** WORK TO COMPLETE **
The lines to copy are those with "arrow" in them. Pull each one from the entries below.

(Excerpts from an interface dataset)
-------
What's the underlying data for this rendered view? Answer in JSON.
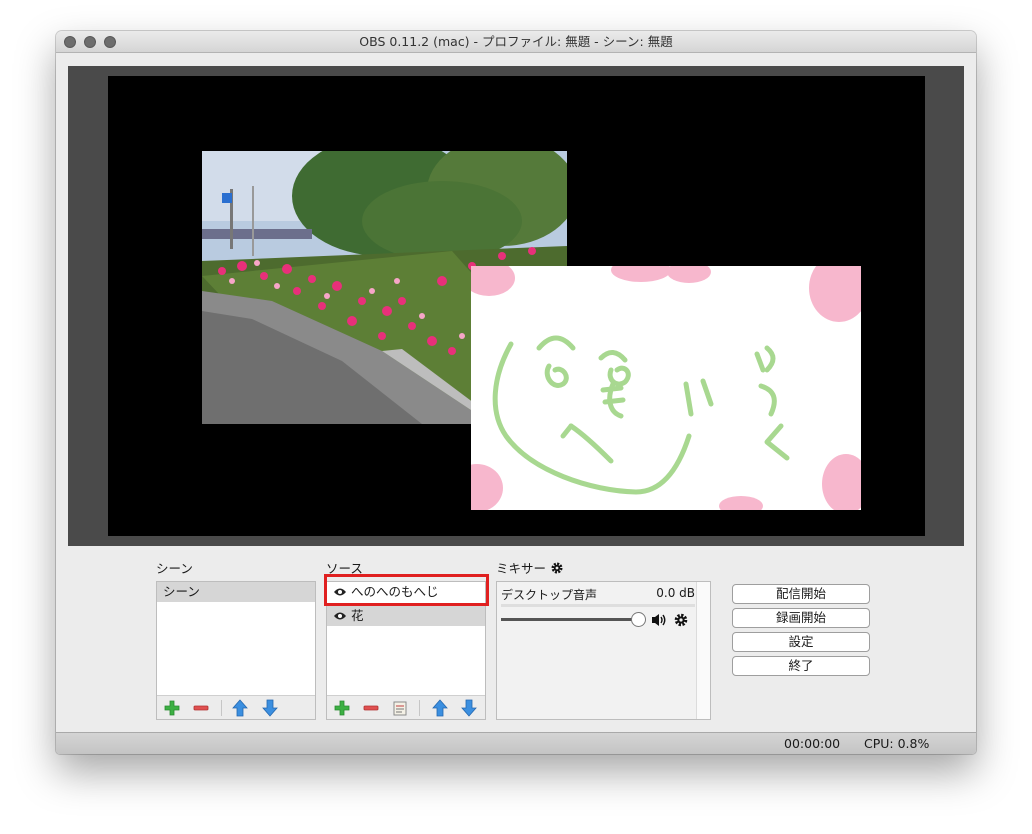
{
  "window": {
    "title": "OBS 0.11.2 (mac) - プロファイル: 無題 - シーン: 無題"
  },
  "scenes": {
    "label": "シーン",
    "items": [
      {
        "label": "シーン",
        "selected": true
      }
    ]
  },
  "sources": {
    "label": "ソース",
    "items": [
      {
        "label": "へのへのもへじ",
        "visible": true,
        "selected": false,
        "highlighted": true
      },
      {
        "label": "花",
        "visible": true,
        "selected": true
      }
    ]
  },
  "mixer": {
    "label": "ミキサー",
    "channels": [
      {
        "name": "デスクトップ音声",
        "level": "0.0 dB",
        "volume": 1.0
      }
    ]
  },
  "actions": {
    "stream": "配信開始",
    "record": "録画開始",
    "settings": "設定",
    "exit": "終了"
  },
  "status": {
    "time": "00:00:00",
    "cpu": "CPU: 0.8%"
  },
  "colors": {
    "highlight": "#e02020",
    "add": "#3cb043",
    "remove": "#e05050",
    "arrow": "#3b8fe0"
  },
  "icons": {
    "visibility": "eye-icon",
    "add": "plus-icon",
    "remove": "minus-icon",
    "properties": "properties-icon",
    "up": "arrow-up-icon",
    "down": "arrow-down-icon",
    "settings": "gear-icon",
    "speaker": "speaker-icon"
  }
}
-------
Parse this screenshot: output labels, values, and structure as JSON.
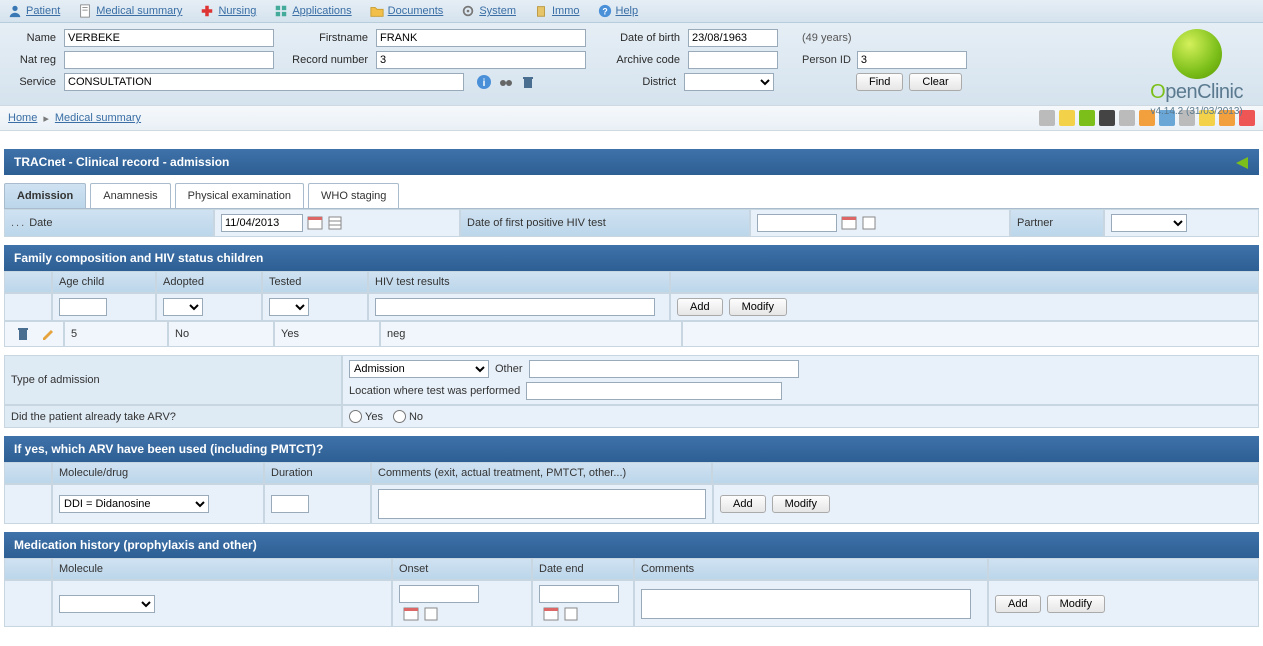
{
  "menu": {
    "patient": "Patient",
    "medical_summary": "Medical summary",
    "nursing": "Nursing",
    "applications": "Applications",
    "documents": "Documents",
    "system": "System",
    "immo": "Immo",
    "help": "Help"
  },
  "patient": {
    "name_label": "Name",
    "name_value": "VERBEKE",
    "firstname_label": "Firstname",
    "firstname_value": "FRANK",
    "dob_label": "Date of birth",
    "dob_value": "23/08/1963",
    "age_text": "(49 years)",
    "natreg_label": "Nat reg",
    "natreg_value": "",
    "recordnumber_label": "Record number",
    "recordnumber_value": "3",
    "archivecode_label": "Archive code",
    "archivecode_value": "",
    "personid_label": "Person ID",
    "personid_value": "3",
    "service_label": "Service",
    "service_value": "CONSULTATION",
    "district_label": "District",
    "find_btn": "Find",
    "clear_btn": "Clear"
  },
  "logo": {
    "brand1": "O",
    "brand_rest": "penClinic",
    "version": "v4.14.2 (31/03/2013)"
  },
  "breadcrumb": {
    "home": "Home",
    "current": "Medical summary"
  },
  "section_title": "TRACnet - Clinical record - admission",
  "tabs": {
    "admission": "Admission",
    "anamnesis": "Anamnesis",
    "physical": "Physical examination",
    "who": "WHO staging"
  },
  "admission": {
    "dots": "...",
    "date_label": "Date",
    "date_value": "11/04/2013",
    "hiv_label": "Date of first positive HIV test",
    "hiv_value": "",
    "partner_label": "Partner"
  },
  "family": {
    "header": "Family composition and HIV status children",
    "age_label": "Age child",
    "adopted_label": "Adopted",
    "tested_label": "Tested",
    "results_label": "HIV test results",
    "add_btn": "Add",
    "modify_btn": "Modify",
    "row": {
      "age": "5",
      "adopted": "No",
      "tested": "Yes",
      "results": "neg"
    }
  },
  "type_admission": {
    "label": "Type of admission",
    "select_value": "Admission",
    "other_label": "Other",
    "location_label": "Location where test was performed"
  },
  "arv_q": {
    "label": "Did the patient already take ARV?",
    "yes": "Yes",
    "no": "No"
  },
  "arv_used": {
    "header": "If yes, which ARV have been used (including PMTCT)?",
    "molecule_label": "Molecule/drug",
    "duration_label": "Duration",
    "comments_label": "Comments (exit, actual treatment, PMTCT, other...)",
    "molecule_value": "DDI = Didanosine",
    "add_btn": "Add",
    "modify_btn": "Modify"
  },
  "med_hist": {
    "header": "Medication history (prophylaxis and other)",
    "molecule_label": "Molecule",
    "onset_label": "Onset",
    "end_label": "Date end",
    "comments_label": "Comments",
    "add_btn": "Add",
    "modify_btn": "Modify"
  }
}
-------
** RESULT OF THE TASK **
    "arrow": "#3b8fe0"
    "up": "arrow-up-icon",
    "down": "arrow-down-icon",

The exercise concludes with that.